It is an ambitious line of reasoning, one which certainly justifies checking alternative approaches.  Readers might compare the paper ‘Antitrust in a time of populism’ by Carl Shapiro of UCLA Berkeley.  This makes the case for a more measured approach:  is says firms can and should be attacked for specific anti-competitive conduct, but not just for dominance; and that existing tools are appropriate to achieve the necessary, more vigorous, merger enforcement. Continue reading “Anti-competitive behaviour, a suggested political response and a lesson for the Nats”

A tale of two milk companies – one of them is being suckled by taxpayers

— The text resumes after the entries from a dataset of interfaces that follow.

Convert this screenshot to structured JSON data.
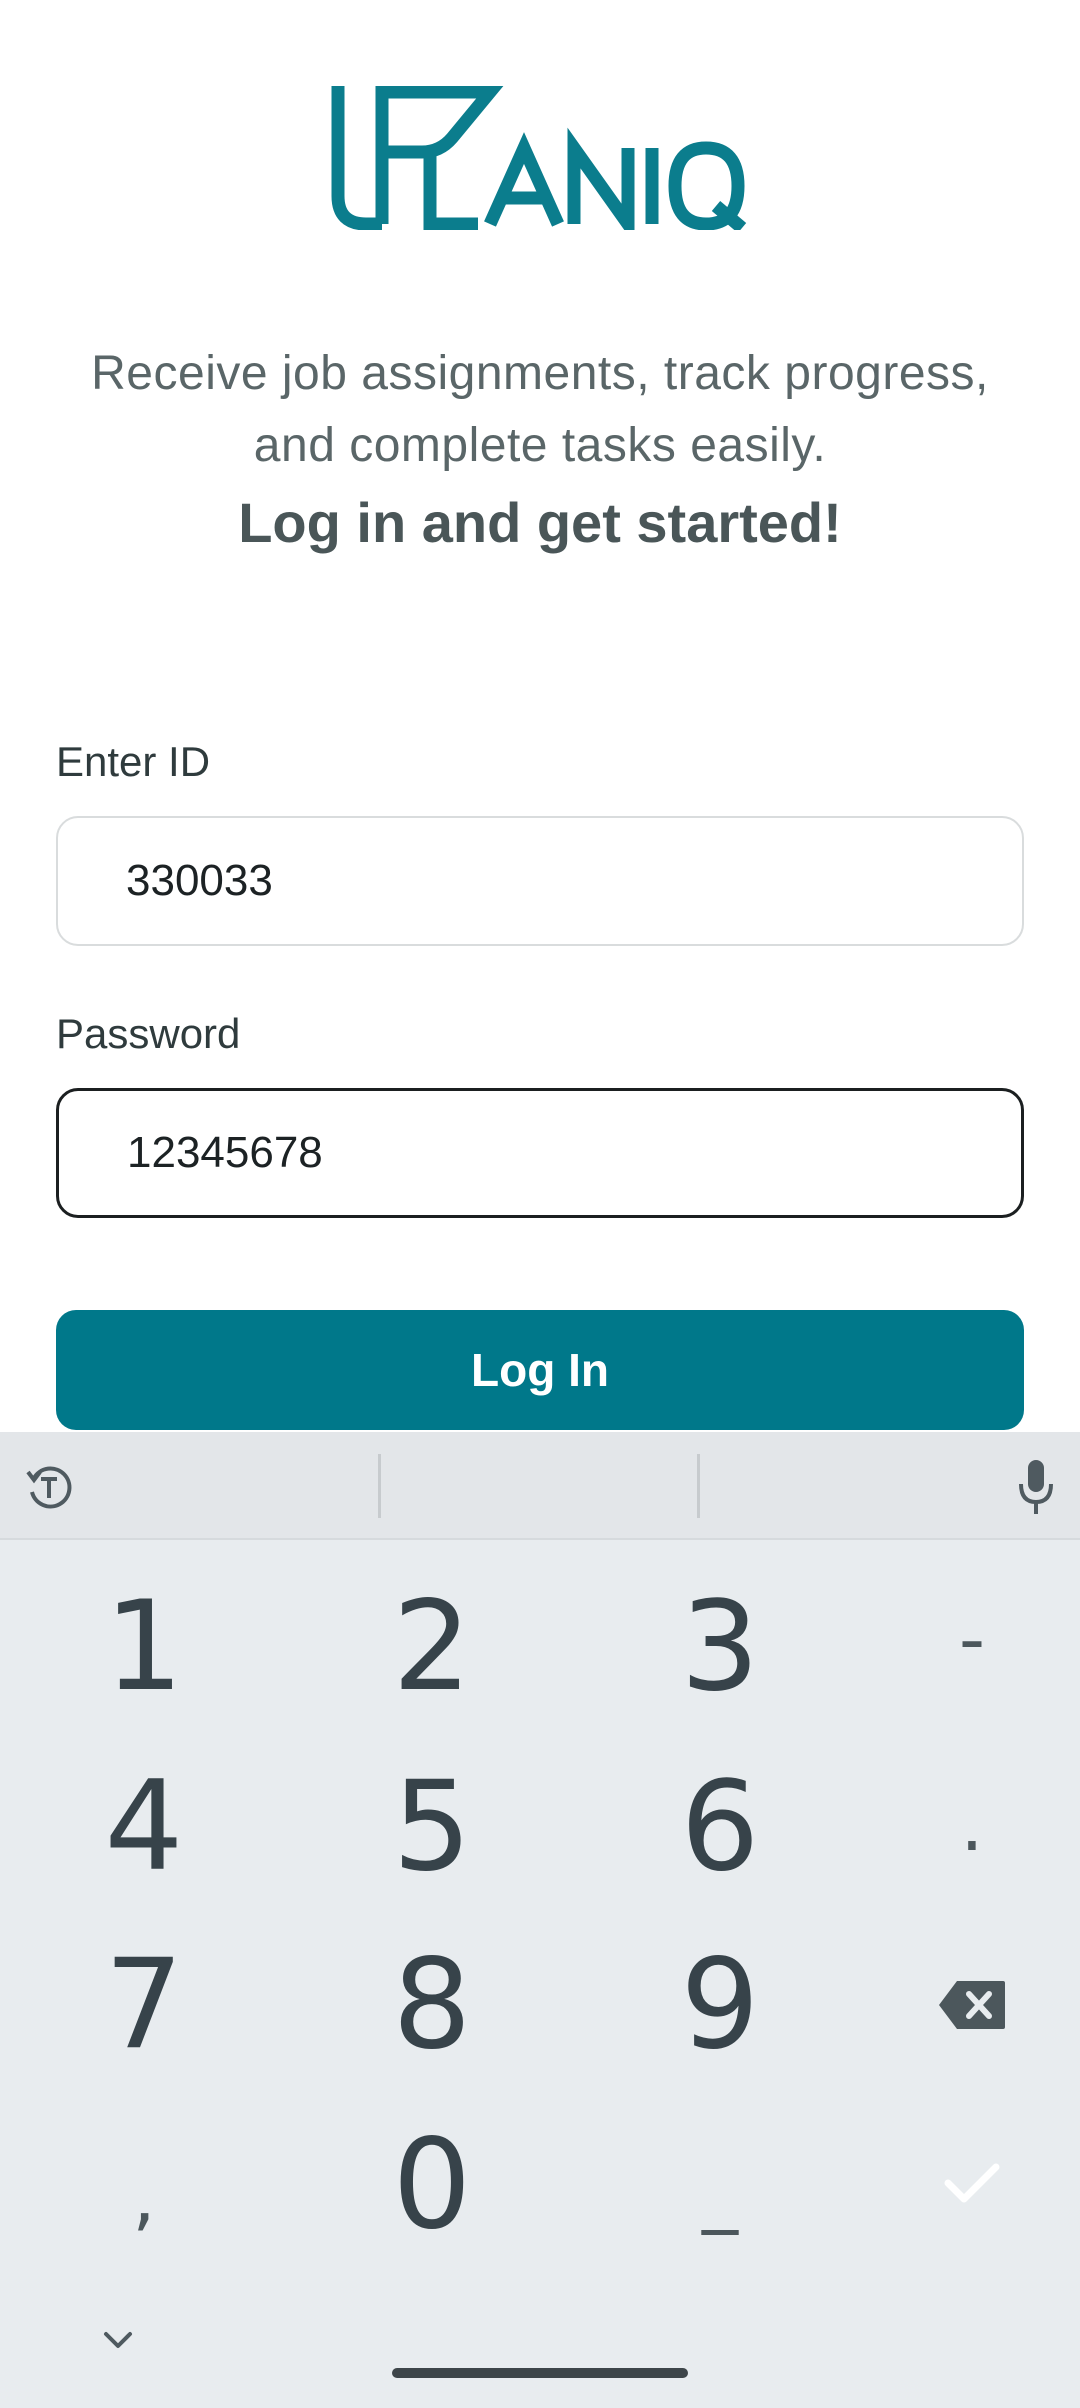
{
  "brand": {
    "logo_text": "PLANIQ",
    "color": "#0b7d8d"
  },
  "intro": {
    "line1": "Receive job assignments, track progress,",
    "line2": "and complete tasks easily.",
    "headline": "Log in and get started!"
  },
  "form": {
    "id_label": "Enter ID",
    "id_value": "330033",
    "password_label": "Password",
    "password_value": "12345678",
    "login_button": "Log In"
  },
  "keyboard": {
    "toolbar": {
      "left_icon": "text-mode-icon",
      "right_icon": "microphone-icon"
    },
    "keys": {
      "k1": "1",
      "k2": "2",
      "k3": "3",
      "minus": "-",
      "k4": "4",
      "k5": "5",
      "k6": "6",
      "dot": ".",
      "k7": "7",
      "k8": "8",
      "k9": "9",
      "comma": ",",
      "k0": "0",
      "underscore": "_"
    },
    "icons": {
      "backspace": "backspace-icon",
      "done": "check-icon",
      "hide": "chevron-down-icon"
    }
  },
  "colors": {
    "primary": "#00788a",
    "keyboard_bg": "#e8ecef",
    "text": "#2f3b3d"
  }
}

The contrasting fortunes of Synlait Milk and Westland Milk Products were thrown into sharp relief last week. On the one hand Synlait won applause at its annual meeting from shareholders, impressed by its performance in virtually doubling profit ($74.6m against $39.4m) in its tenth year of operations. On the other hand Westland had the begging bowl out for a Provincial Growth Fund loan of $9.9m which will help the co-op in funding a $22m manufacturing plant aimed at converting milk to higher-value products.

The Westland dairy exporter, discussing a capital restructure in its 2018 annual report, said it had relatively high debt and limited financial flexibility.

Commenting on the PGF loan, chief financial officer Dorian Devers is reported as saying the co-op could have financed the project in other ways “but the terms we have been given from the PGF are more favourable. It’s a longer-term loan than we can get from a bank which is nice”.

The NZ Herald quoted economic consultant and former ANZ Bank chief economist Cameron Bagrie as saying the loan sets a “dangerous precedent”. He reckons it appears to be corporate welfare. Continue reading “A tale of two milk companies – one of them is being suckled by taxpayers”